In a blog posted on God's Politics on September 14, 2010, I wrote that I rejoiced that Pastor Terry Jones had decided against burning a Quran. When he announced his change of heart, he said that he would never burn a Quran. I was happy because this meant that he would remain in Christian communion.
Christian faith in the salvific power of the death and resurrection of Jesus saves us all from oblivion. The actions of Terry Jones and his congregation are not acts that earn them eternal condemnation. But Christian faith in the salvific power of the life of Jesus causes this act to earn them the loss of his relationship with the church. It is in this regard that we have lost our brother.
Terry Jones and his congregation claim to be a church based on New Testament teachings. This is clearly not the case. Jesus teaches us to "not judge." (Matthew 7: 1-5) By putting the Quran on trial, pronouncing judgment, and then burning the Quran as punishment, he has not only made a mockery of the United States Constitution and the principle of the separation of church and state and made a mockery of the American legal system, but he has also usurped the power of almighty God.
One reason Jesus teaches us to "not judge" is because we do not have enough information. We do not know enough about Islam or about the Quran to condemn it. We do not know how many lives have been saved, how many hearts have been comforted, how many minds have found clarity, how many disputes have been settled, or how many people have found the love of God and come to know Jesus from reading the Quran.
In Matthew 18: 17, Jesus gives a procedure for reproving one who has offended the church. Christians came to Terry Jones, one on one, in small groups, and as the church universal to ask him not to do this thing. Government officials including President Obama, General Petraeus, Secretary of State Clinton, and Secretary of Defense Gates asked him not to do it. They all said that the act would provoke deadly violence. And so it has.
Terry Jones has come to the place where the church has to say goodbye to him. He is not acting as a Christian and every Christian ought to say so. His actions are not Christ-like. There is nothing in the teachings of Jesus that would justify what he has done. Nothing.
Now he calls for retribution against the people who killed the innocent people as a violent response to what he has done. Further, he plans to take his hateful, unchristian show on the road in the United States. Christian leaders have condemned his plan and asked him to stay away from their cities. This is the righteous and biblical thing to do.
As I continue to pray for Terry Jones and his congregation, I cannot help but wonder: Who hurt him? People do harm out of their own unresolved pain. Who hurt Terry Jones and the people in his congregation?
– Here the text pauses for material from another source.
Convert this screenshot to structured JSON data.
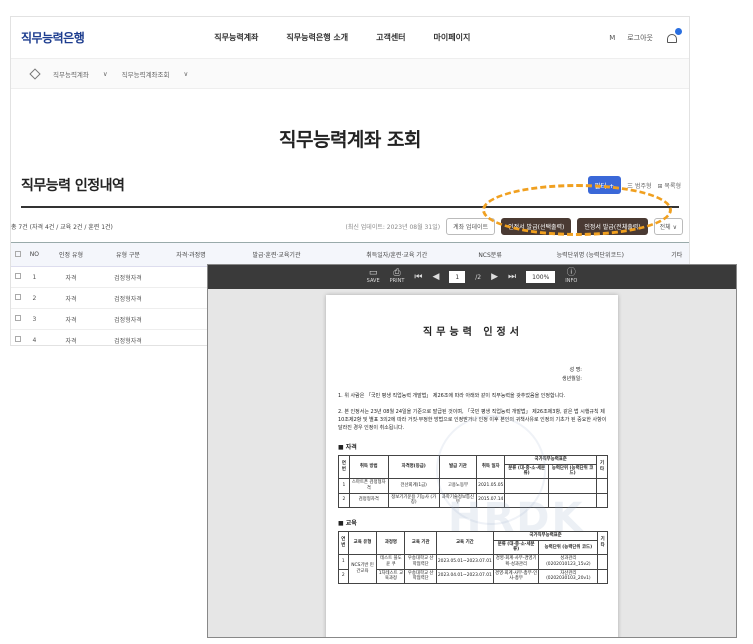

With all the things in the world that causes human suffering that are beyond human control -- the recent earthquake/tsunami/nuclear crisis in Japan -- among them, it is tragic that the hateful acts of a group of misguided people can cause more suffering.
I weep praying tears for the people who were killed in the riots that Terry Jones and his congregation provoked. I weep for their families. I weep for Terry Jones, his congregation, and the killers. I weep that we have lost our brother.
Dr. Valerie Elverton Dixon is an independent scholar who publishes lectures and essays at JustPeaceTheory.com. She received her Ph.D. in religion and society from Temple University and taught Christian ethics at United Theological Seminary and Andover Newton Theological School.